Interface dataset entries
------------------------------------

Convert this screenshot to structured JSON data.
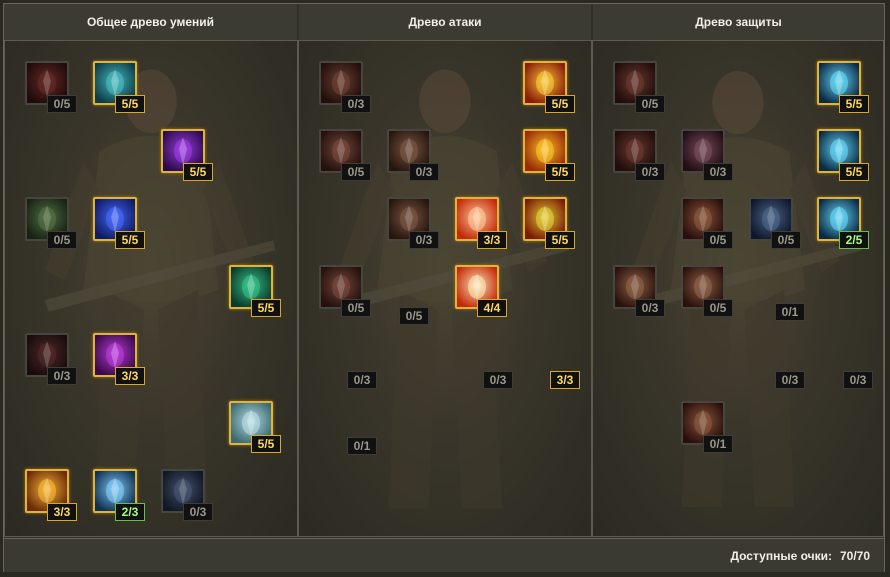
{
  "tabs": [
    {
      "title": "Общее древо умений"
    },
    {
      "title": "Древо атаки"
    },
    {
      "title": "Древо защиты"
    }
  ],
  "footer": {
    "label": "Доступные очки:",
    "value": "70/70"
  },
  "trees": {
    "general": [
      {
        "icon": "red-figure-icon",
        "rank": "0/5",
        "state": "empty",
        "c1": "#b42a1f",
        "c2": "#3a0906"
      },
      {
        "icon": "cyan-figure-icon",
        "rank": "5/5",
        "state": "max",
        "c1": "#4fc2c7",
        "c2": "#0c3d4a"
      },
      {
        "icon": "purple-figure-icon",
        "rank": "5/5",
        "state": "max",
        "c1": "#a240e8",
        "c2": "#2b0a4f"
      },
      {
        "icon": "green-cross-icon",
        "rank": "0/5",
        "state": "empty",
        "c1": "#5c9b36",
        "c2": "#13300d"
      },
      {
        "icon": "blue-orb-icon",
        "rank": "5/5",
        "state": "max",
        "c1": "#4a6cff",
        "c2": "#0e1b66"
      },
      {
        "icon": "green-wizard-icon",
        "rank": "5/5",
        "state": "max",
        "c1": "#39c98e",
        "c2": "#0a3a2b"
      },
      {
        "icon": "crimson-cross-icon",
        "rank": "0/3",
        "state": "empty",
        "c1": "#8a2c2c",
        "c2": "#2a0b0b"
      },
      {
        "icon": "magenta-orb-icon",
        "rank": "3/3",
        "state": "max",
        "c1": "#c03ee0",
        "c2": "#3a0a4a"
      },
      {
        "icon": "wind-swirl-icon",
        "rank": "5/5",
        "state": "max",
        "c1": "#bfe3e8",
        "c2": "#3a6a72"
      },
      {
        "icon": "gold-rune-icon",
        "rank": "3/3",
        "state": "max",
        "c1": "#ffbe3a",
        "c2": "#6a2a05"
      },
      {
        "icon": "ice-tree-icon",
        "rank": "2/3",
        "state": "partial",
        "c1": "#8ad3ff",
        "c2": "#0e3052"
      },
      {
        "icon": "blue-tree-icon",
        "rank": "0/3",
        "state": "empty",
        "c1": "#4d6fb0",
        "c2": "#0f1d3a"
      }
    ],
    "attack": [
      {
        "icon": "red-eye-icon",
        "rank": "0/3",
        "state": "empty",
        "c1": "#b44a2a",
        "c2": "#3a0f06"
      },
      {
        "icon": "golden-spear-icon",
        "rank": "5/5",
        "state": "max",
        "c1": "#ffd23a",
        "c2": "#8a1a06"
      },
      {
        "icon": "red-burst-icon",
        "rank": "0/5",
        "state": "empty",
        "c1": "#c4543a",
        "c2": "#3e1006"
      },
      {
        "icon": "red-spikes-icon",
        "rank": "0/3",
        "state": "empty",
        "c1": "#c06a3a",
        "c2": "#3e1808"
      },
      {
        "icon": "golden-sword-icon",
        "rank": "5/5",
        "state": "max",
        "c1": "#ffcc2a",
        "c2": "#9a2a05"
      },
      {
        "icon": "red-claws-icon",
        "rank": "0/3",
        "state": "empty",
        "c1": "#c06a3a",
        "c2": "#3e1808"
      },
      {
        "icon": "flame-star-icon",
        "rank": "3/3",
        "state": "max",
        "c1": "#ffd0a0",
        "c2": "#c42a0a"
      },
      {
        "icon": "golden-fist-icon",
        "rank": "5/5",
        "state": "max",
        "c1": "#e8d83a",
        "c2": "#7a1a05"
      },
      {
        "icon": "red-flare-icon",
        "rank": "0/5",
        "state": "empty",
        "c1": "#c4543a",
        "c2": "#3e1006"
      },
      {
        "icon": "flame-nova-icon",
        "rank": "4/4",
        "state": "max",
        "c1": "#fff0c0",
        "c2": "#c42a0a"
      }
    ],
    "attack_badges": [
      {
        "rank": "0/5",
        "state": "empty"
      },
      {
        "rank": "0/3",
        "state": "empty"
      },
      {
        "rank": "0/3",
        "state": "empty"
      },
      {
        "rank": "3/3",
        "state": "max"
      },
      {
        "rank": "0/1",
        "state": "empty"
      }
    ],
    "defense": [
      {
        "icon": "red-shield-icon",
        "rank": "0/5",
        "state": "empty",
        "c1": "#b4402a",
        "c2": "#3a0c06"
      },
      {
        "icon": "lightning-icon",
        "rank": "5/5",
        "state": "max",
        "c1": "#6ae0ff",
        "c2": "#0a2a46"
      },
      {
        "icon": "red-tree-icon",
        "rank": "0/3",
        "state": "empty",
        "c1": "#b4402a",
        "c2": "#3a0c06"
      },
      {
        "icon": "pink-slash-icon",
        "rank": "0/3",
        "state": "empty",
        "c1": "#c05a7a",
        "c2": "#3a0c1e"
      },
      {
        "icon": "lightning-blade-icon",
        "rank": "5/5",
        "state": "max",
        "c1": "#6ae0ff",
        "c2": "#0a2a46"
      },
      {
        "icon": "fire-tree-icon",
        "rank": "0/5",
        "state": "empty",
        "c1": "#e06a2a",
        "c2": "#4a0c04"
      },
      {
        "icon": "blue-shield-icon",
        "rank": "0/5",
        "state": "empty",
        "c1": "#4a8ae0",
        "c2": "#0a1e4a"
      },
      {
        "icon": "spark-shield-icon",
        "rank": "2/5",
        "state": "partial",
        "c1": "#6ae0ff",
        "c2": "#0a2a46"
      },
      {
        "icon": "flame-shield-icon",
        "rank": "0/3",
        "state": "empty",
        "c1": "#e0783a",
        "c2": "#4a1004"
      },
      {
        "icon": "fire-crest-icon",
        "rank": "0/5",
        "state": "empty",
        "c1": "#e0783a",
        "c2": "#4a1004"
      },
      {
        "icon": "ember-tree-icon",
        "rank": "0/1",
        "state": "empty",
        "c1": "#e06a2a",
        "c2": "#4a0c04"
      }
    ],
    "defense_badges": [
      {
        "rank": "0/1",
        "state": "empty"
      },
      {
        "rank": "0/3",
        "state": "empty"
      },
      {
        "rank": "0/3",
        "state": "empty"
      }
    ]
  }
}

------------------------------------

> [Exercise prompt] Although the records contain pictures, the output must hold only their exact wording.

> [Finished task]
Convert this screenshot to structured JSON data.
{
  "tabs": [
    {
      "title": "Общее древо умений"
    },
    {
      "title": "Древо атаки"
    },
    {
      "title": "Древо защиты"
    }
  ],
  "footer": {
    "label": "Доступные очки:",
    "value": "70/70"
  },
  "trees": {
    "general": [
      {
        "icon": "red-figure-icon",
        "rank": "0/5",
        "state": "empty",
        "c1": "#b42a1f",
        "c2": "#3a0906"
      },
      {
        "icon": "cyan-figure-icon",
        "rank": "5/5",
        "state": "max",
        "c1": "#4fc2c7",
        "c2": "#0c3d4a"
      },
      {
        "icon": "purple-figure-icon",
        "rank": "5/5",
        "state": "max",
        "c1": "#a240e8",
        "c2": "#2b0a4f"
      },
      {
        "icon": "green-cross-icon",
        "rank": "0/5",
        "state": "empty",
        "c1": "#5c9b36",
        "c2": "#13300d"
      },
      {
        "icon": "blue-orb-icon",
        "rank": "5/5",
        "state": "max",
        "c1": "#4a6cff",
        "c2": "#0e1b66"
      },
      {
        "icon": "green-wizard-icon",
        "rank": "5/5",
        "state": "max",
        "c1": "#39c98e",
        "c2": "#0a3a2b"
      },
      {
        "icon": "crimson-cross-icon",
        "rank": "0/3",
        "state": "empty",
        "c1": "#8a2c2c",
        "c2": "#2a0b0b"
      },
      {
        "icon": "magenta-orb-icon",
        "rank": "3/3",
        "state": "max",
        "c1": "#c03ee0",
        "c2": "#3a0a4a"
      },
      {
        "icon": "wind-swirl-icon",
        "rank": "5/5",
        "state": "max",
        "c1": "#bfe3e8",
        "c2": "#3a6a72"
      },
      {
        "icon": "gold-rune-icon",
        "rank": "3/3",
        "state": "max",
        "c1": "#ffbe3a",
        "c2": "#6a2a05"
      },
      {
        "icon": "ice-tree-icon",
        "rank": "2/3",
        "state": "partial",
        "c1": "#8ad3ff",
        "c2": "#0e3052"
      },
      {
        "icon": "blue-tree-icon",
        "rank": "0/3",
        "state": "empty",
        "c1": "#4d6fb0",
        "c2": "#0f1d3a"
      }
    ],
    "attack": [
      {
        "icon": "red-eye-icon",
        "rank": "0/3",
        "state": "empty",
        "c1": "#b44a2a",
        "c2": "#3a0f06"
      },
      {
        "icon": "golden-spear-icon",
        "rank": "5/5",
        "state": "max",
        "c1": "#ffd23a",
        "c2": "#8a1a06"
      },
      {
        "icon": "red-burst-icon",
        "rank": "0/5",
        "state": "empty",
        "c1": "#c4543a",
        "c2": "#3e1006"
      },
      {
        "icon": "red-spikes-icon",
        "rank": "0/3",
        "state": "empty",
        "c1": "#c06a3a",
        "c2": "#3e1808"
      },
      {
        "icon": "golden-sword-icon",
        "rank": "5/5",
        "state": "max",
        "c1": "#ffcc2a",
        "c2": "#9a2a05"
      },
      {
        "icon": "red-claws-icon",
        "rank": "0/3",
        "state": "empty",
        "c1": "#c06a3a",
        "c2": "#3e1808"
      },
      {
        "icon": "flame-star-icon",
        "rank": "3/3",
        "state": "max",
        "c1": "#ffd0a0",
        "c2": "#c42a0a"
      },
      {
        "icon": "golden-fist-icon",
        "rank": "5/5",
        "state": "max",
        "c1": "#e8d83a",
        "c2": "#7a1a05"
      },
      {
        "icon": "red-flare-icon",
        "rank": "0/5",
        "state": "empty",
        "c1": "#c4543a",
        "c2": "#3e1006"
      },
      {
        "icon": "flame-nova-icon",
        "rank": "4/4",
        "state": "max",
        "c1": "#fff0c0",
        "c2": "#c42a0a"
      }
    ],
    "attack_badges": [
      {
        "rank": "0/5",
        "state": "empty"
      },
      {
        "rank": "0/3",
        "state": "empty"
      },
      {
        "rank": "0/3",
        "state": "empty"
      },
      {
        "rank": "3/3",
        "state": "max"
      },
      {
        "rank": "0/1",
        "state": "empty"
      }
    ],
    "defense": [
      {
        "icon": "red-shield-icon",
        "rank": "0/5",
        "state": "empty",
        "c1": "#b4402a",
        "c2": "#3a0c06"
      },
      {
        "icon": "lightning-icon",
        "rank": "5/5",
        "state": "max",
        "c1": "#6ae0ff",
        "c2": "#0a2a46"
      },
      {
        "icon": "red-tree-icon",
        "rank": "0/3",
        "state": "empty",
        "c1": "#b4402a",
        "c2": "#3a0c06"
      },
      {
        "icon": "pink-slash-icon",
        "rank": "0/3",
        "state": "empty",
        "c1": "#c05a7a",
        "c2": "#3a0c1e"
      },
      {
        "icon": "lightning-blade-icon",
        "rank": "5/5",
        "state": "max",
        "c1": "#6ae0ff",
        "c2": "#0a2a46"
      },
      {
        "icon": "fire-tree-icon",
        "rank": "0/5",
        "state": "empty",
        "c1": "#e06a2a",
        "c2": "#4a0c04"
      },
      {
        "icon": "blue-shield-icon",
        "rank": "0/5",
        "state": "empty",
        "c1": "#4a8ae0",
        "c2": "#0a1e4a"
      },
      {
        "icon": "spark-shield-icon",
        "rank": "2/5",
        "state": "partial",
        "c1": "#6ae0ff",
        "c2": "#0a2a46"
      },
      {
        "icon": "flame-shield-icon",
        "rank": "0/3",
        "state": "empty",
        "c1": "#e0783a",
        "c2": "#4a1004"
      },
      {
        "icon": "fire-crest-icon",
        "rank": "0/5",
        "state": "empty",
        "c1": "#e0783a",
        "c2": "#4a1004"
      },
      {
        "icon": "ember-tree-icon",
        "rank": "0/1",
        "state": "empty",
        "c1": "#e06a2a",
        "c2": "#4a0c04"
      }
    ],
    "defense_badges": [
      {
        "rank": "0/1",
        "state": "empty"
      },
      {
        "rank": "0/3",
        "state": "empty"
      },
      {
        "rank": "0/3",
        "state": "empty"
      }
    ]
  }
}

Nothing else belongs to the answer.